Robert Fisk — The Independent Feb 24, 2016
We knew who they were the moment they approached us on the front line outside Aleppo. The Iranian Revolutionary Guards – no longer merely advisers but fighting troops alongside the Syrian army – emerged on the roadside in their grey-patterned camouflage fatigues, speaking good though not perfect Arabic but chatting happily in Persian when they knew we could understand them.
Why, they asked politely – they were courteous, but very suspicious in the first few minutes – were we filming this part of their line? A mortar exploded in a field to our right – sent over either by Isis or by Jabhat al-Nusra – and we had filmed its cloud of brown smoke as it drifted eastwards.
I told the Iranian commander, a tall, bespectacled and thoughtful man, that we were journalists. I got the impression that these men wanted to talk to us – which proved to be the case – but they were wary of us, as if we were dangerous aliens.
“When I heard that there was an English reporter asking for information in this area,” the man said, “I said to myself: ‘England is helping Isis and an English reporter is here asking for information’. The immediate thing in my mind was, ‘Where is this information going to go?’”
He apologised. We must not think he was hostile to us. “If you were in my place and you were fighting a harsh and brutal enemy like Isis in this location – and this is our front line – you would ask yourself this question: ‘What is the English reporter doing here – why should he be allowed here?’”

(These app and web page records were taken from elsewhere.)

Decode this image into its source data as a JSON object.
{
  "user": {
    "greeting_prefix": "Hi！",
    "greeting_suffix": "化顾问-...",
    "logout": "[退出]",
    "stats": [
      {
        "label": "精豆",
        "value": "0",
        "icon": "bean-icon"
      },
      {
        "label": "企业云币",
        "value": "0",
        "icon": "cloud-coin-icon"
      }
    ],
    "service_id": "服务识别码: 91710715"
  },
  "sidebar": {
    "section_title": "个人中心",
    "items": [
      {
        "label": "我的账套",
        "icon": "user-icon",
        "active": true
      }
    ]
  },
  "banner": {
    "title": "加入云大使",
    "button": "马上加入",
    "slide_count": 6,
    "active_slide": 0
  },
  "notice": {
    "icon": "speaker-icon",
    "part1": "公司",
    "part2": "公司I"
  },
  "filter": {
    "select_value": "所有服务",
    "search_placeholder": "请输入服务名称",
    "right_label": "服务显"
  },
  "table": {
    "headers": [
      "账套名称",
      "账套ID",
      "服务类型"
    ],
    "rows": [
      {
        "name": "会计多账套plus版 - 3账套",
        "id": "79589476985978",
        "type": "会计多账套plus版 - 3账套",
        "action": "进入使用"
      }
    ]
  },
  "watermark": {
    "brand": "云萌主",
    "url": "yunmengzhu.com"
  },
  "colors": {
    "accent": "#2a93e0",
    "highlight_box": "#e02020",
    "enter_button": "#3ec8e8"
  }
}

We explained that we were travelling with Syrian military personnel, and I showed the Iranian commander my press card – and he recognised my name and newspaper. There was much shaking of hands. The Independent was respected, he said. But he was still a very cautious man.
Down the dun-coloured road in front of us, across the flat plains to the south-east where the Nusra and Isis lines still held against the Syrian advance, there was an awful lot of rifle fire and the sound of bullets whizzing past the buildings. Outgoing, the Iranians assured us – I’m not sure I believed them, suspecting the fire was coming from their enemies – but the shooting continued throughout our strangely existential conversation.
“One of the problems of this place is that the enemy is very close,” the Iranian said, pointing through the dust haze. “You see those two silos over there? Well, that’s where Nusra are sitting right now and watching us at this moment. Any time, a mortar can arrive, you will be dead – and I will feel responsible, because in the last few hours I have already lost one man and had another wounded.” We were not there to die, I told the man. Reporters have to live to tell their tale.
He grinned at us. “We make a distinction between death and martyrdom,” he said. “In my view, because you are here and seeking the truth and bringing that truth to the world, if you die here in this spot, you are a martyr.”
The comment was intended to be kind. He was allowing a non-Muslim to become a martyr – which I had no intention of becoming. I told him how I had the very same conversation during the 1980-88 Iran-Iraq war in a trench opposite Saddam’s front line. A soldier then had told me of the pleasure he would experience in dying for Islam and I had told him it was my intention to live, that death held no joys for me. Never the twain shall meet, I said to myself.
The Iranian officer – and seven others had gathered round him in the hot afternoon, the crack and zip of bullets still breaking up our conversation – insisted that “to fight in the way of justice is martyrdom”. But then a team of Iranian military IT men arrived, serious, courteous, and wanted to look at our camera. They looked at the pictures of the mortar explosion and concluded that we were telling the truth – we were not spies. They were frightened that we had filmed their own strategic locations.
Then another younger man arrived, bearded but smiling broadly. “This is not the right place for you to be,” he said. “If you want to show the truth of what is happening, you should go to the north of Aleppo and you should see villages and how they’ve been destroyed and how those who rejected the rule of al-Nusra were treated. They have lost everything – their homes have been smashed – and even if the war was to end now, the clean-up and preparations to rebuild will take at least a decade. That’s how badly damaged everything is.”
I realised at that moment that this young man must have fought to retake the Shia villages of Nubl and Zahra with other Revolutionary Guard forces three weeks earlier. “You should understand the kind of suffering these people have gone through – that’s what you should be writing about,” he said. He looked at us to see if we understood, and I suspect that for him this was a holy as well as a military mission – which may not be quite the way to win a war. But there they were, the Iranians in Syria chatting away to us on the battlefield – the “real thing”, as journalists like to say – and we took our leave.
“We would like you to write the truth about this place,” the commander said. “And I’m sorry we can’t allow you to see our lines.” There were more smiles from yet more Iranians who had turned up on motor cycles and in Toyotas. And then the commander went to his vehicle and came back with a large box of Arab sweets and handed them to us. How very Iranian of him. England supports Isis, it seems, but he was ready to feed the English reporter on his front line. But please, no more pictures.
They are sending home Iranian bodies at the rate of 10 a week from Aleppo military airport. Quite a price.